A study by the Federal Reserve Bank of Richmond found that the Durbin Amendment is not working as Congress intended and has led to several unintended consequences. This resource provides further information on how the Amendment has failed consumers.
Philadelphia Fed Analysis of the Effect of Interchange Fee Restrictions on Small Banks Is Incomplete
The Federal Reserve Bank of Philadelphia published a brief yet incomplete note on the impact of Dodd-Frank on small banks. This resource clarifies positions stated in their analysis and provides further information.
University of Chicago Law School Analysis Finds Consumers Will Lose $22 Billion as a Result of the Durbin amendment Nearly three years after the implementation of the Durbin amendment, consumers have yet to see the savings that retailers promised. Instead, they are paying the same or higher prices for goods and services and more in consumer banking costs. An analysis by University of Chicago Law School economists David S. Evans, Howard Chang, and Steven Joyce entitled “The Impact of the U.S. Debit Card Interchange Fee Regulation on Consumer Welfare: An Event Study Analysis” quantifies just how much consumers are expected to lose, rather than gain, from The Durbin amendment. The paper analyzes stock prices to determine the impact to consumers from the Durbin Amendment. The analysis finds that retailers gained a $7 billion yearly windfall starting in 2011 as a result of the Durbin amendment. At the same time, consumers … Continue reading
The Federal Reserve Bank of Richmond published the report “Debit Card Interchange Fee Regulation: Some Assessments and Considerations” in the third quarter 2012 issue of Economic Quarterly. The report analyzes the debit card interchange fee regulation introduced by the Durbin amendment and its first-year impact on different players in the debit card market. The report specifically notes the unintended consequences of the Durbin amendment on small-ticket sales and rising bank fees.
The survey found that the costs of checking have risen dramatically, with some bank fees rising 25 percent or more. The survey finds that the rise in fees is, in part, a result of recent regulations limiting overdraft fees and capping the cost of debit card interchange fees.
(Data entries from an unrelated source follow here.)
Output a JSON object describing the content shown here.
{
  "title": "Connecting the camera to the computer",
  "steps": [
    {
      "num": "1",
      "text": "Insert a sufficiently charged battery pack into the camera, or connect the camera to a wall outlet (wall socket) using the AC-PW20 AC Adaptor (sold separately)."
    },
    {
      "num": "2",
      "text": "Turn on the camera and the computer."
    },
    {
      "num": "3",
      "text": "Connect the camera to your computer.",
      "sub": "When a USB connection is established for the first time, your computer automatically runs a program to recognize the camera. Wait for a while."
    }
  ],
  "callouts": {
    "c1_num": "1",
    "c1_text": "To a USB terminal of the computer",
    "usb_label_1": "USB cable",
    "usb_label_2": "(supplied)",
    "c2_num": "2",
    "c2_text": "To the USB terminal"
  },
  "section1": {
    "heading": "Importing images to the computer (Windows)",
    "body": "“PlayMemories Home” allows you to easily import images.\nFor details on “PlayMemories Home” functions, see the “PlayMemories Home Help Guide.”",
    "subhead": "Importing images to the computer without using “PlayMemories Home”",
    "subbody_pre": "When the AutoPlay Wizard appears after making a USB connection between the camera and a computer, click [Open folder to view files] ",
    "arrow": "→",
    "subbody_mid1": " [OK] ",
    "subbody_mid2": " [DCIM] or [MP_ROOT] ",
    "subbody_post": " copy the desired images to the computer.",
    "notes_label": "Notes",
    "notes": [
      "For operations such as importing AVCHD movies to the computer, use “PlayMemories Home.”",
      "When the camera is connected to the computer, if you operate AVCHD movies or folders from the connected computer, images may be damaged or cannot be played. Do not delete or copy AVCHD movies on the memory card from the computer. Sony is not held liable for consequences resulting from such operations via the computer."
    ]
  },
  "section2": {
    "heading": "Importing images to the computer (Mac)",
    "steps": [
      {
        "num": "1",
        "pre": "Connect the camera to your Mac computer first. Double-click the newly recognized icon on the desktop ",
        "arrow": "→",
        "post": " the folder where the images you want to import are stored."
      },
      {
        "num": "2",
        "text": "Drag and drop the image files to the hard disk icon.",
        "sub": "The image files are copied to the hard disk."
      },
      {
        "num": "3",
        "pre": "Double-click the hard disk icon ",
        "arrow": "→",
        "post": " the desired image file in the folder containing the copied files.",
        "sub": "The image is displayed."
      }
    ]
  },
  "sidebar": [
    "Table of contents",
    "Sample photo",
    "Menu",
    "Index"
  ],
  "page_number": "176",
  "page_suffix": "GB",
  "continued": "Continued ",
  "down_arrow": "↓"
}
According to the survey, only 39 percent of banks offer a checking account with no minimum balance requirement and no monthly checking fee, down from 45 percent in 2011.